**Description of the task**
Say only how many lines in the entries below contain the word "true".

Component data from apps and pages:
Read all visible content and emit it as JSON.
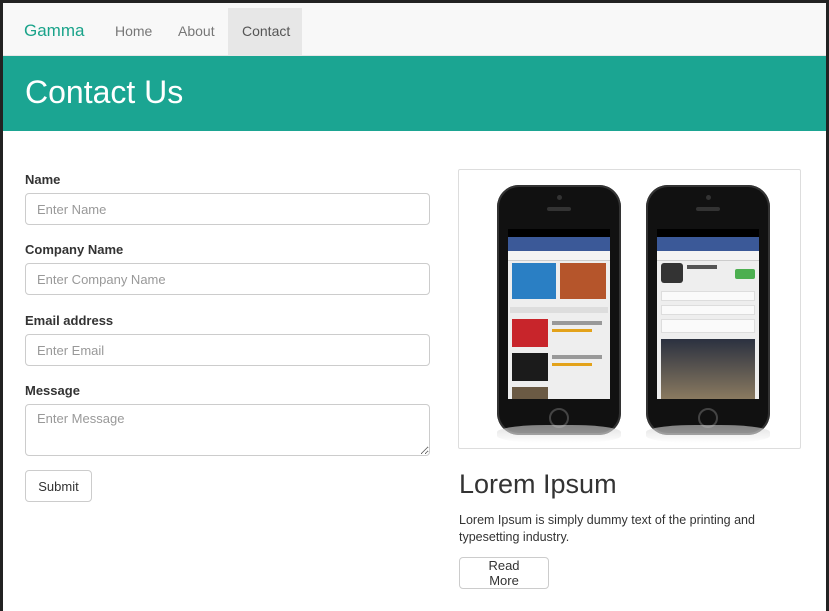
{
  "navbar": {
    "brand": "Gamma",
    "links": [
      {
        "label": "Home"
      },
      {
        "label": "About"
      },
      {
        "label": "Contact",
        "active": true
      }
    ]
  },
  "header": {
    "title": "Contact Us"
  },
  "form": {
    "fields": [
      {
        "label": "Name",
        "placeholder": "Enter Name",
        "value": ""
      },
      {
        "label": "Company Name",
        "placeholder": "Enter Company Name",
        "value": ""
      },
      {
        "label": "Email address",
        "placeholder": "Enter Email",
        "value": ""
      },
      {
        "label": "Message",
        "placeholder": "Enter Message",
        "value": ""
      }
    ],
    "submit_label": "Submit"
  },
  "card": {
    "title": "Lorem Ipsum",
    "text": "Lorem Ipsum is simply dummy text of the printing and typesetting industry.",
    "button_label": "Read More"
  },
  "colors": {
    "accent": "#1ba592",
    "brand_text": "#1aa38a",
    "navbar_bg": "#f8f8f8"
  }
}
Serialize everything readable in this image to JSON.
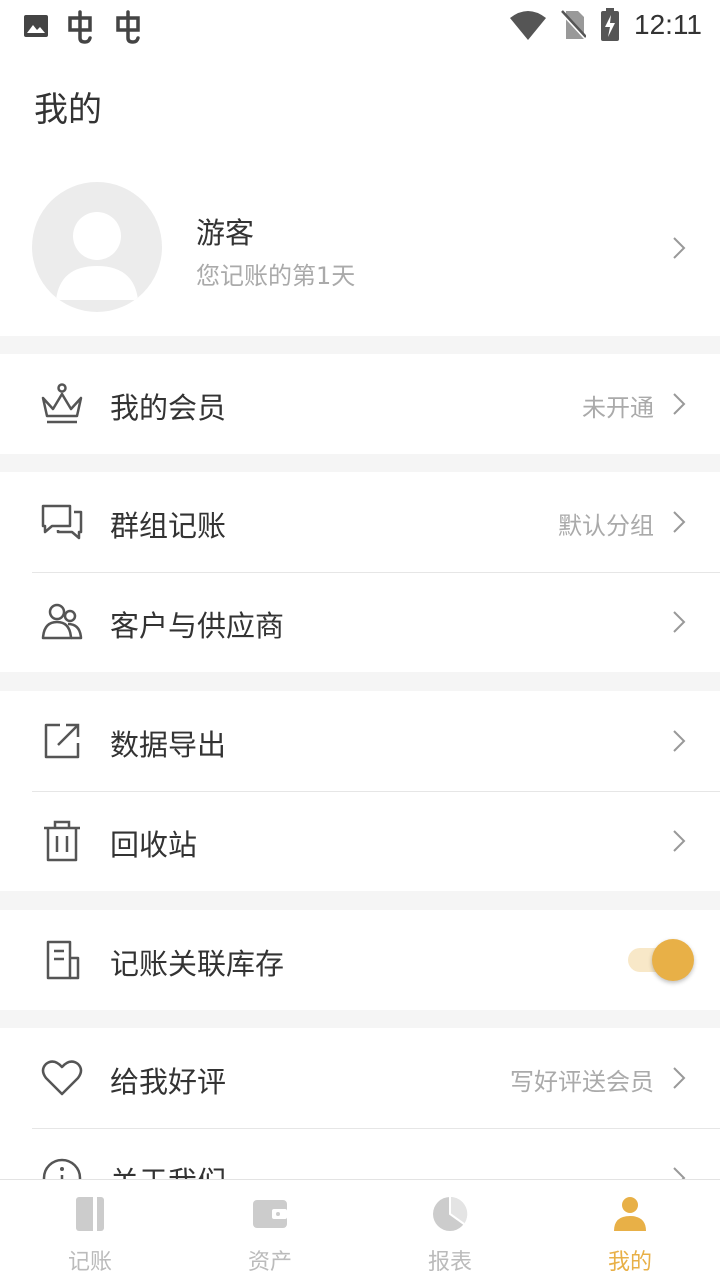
{
  "status_bar": {
    "time": "12:11",
    "icons": [
      "image-icon",
      "app-notification-icon",
      "app-notification-icon",
      "wifi-icon",
      "no-sim-icon",
      "battery-charging-icon"
    ]
  },
  "header": {
    "title": "我的"
  },
  "profile": {
    "name": "游客",
    "subtitle": "您记账的第1天"
  },
  "menu": {
    "membership": {
      "label": "我的会员",
      "value": "未开通",
      "icon": "crown-icon"
    },
    "group_accounting": {
      "label": "群组记账",
      "value": "默认分组",
      "icon": "chat-bubbles-icon"
    },
    "customers_suppliers": {
      "label": "客户与供应商",
      "icon": "users-icon"
    },
    "data_export": {
      "label": "数据导出",
      "icon": "export-icon"
    },
    "recycle_bin": {
      "label": "回收站",
      "icon": "trash-icon"
    },
    "inventory_link": {
      "label": "记账关联库存",
      "icon": "inventory-icon",
      "enabled": true
    },
    "rate_us": {
      "label": "给我好评",
      "value": "写好评送会员",
      "icon": "heart-icon"
    },
    "about_us": {
      "label": "关于我们",
      "icon": "info-icon"
    }
  },
  "tabs": [
    {
      "label": "记账",
      "icon": "book-icon",
      "active": false
    },
    {
      "label": "资产",
      "icon": "wallet-icon",
      "active": false
    },
    {
      "label": "报表",
      "icon": "pie-chart-icon",
      "active": false
    },
    {
      "label": "我的",
      "icon": "person-icon",
      "active": true
    }
  ],
  "colors": {
    "accent": "#e8b047",
    "text_primary": "#333333",
    "text_secondary": "#aaaaaa",
    "background": "#f5f5f5"
  }
}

**Result of this exercise**
3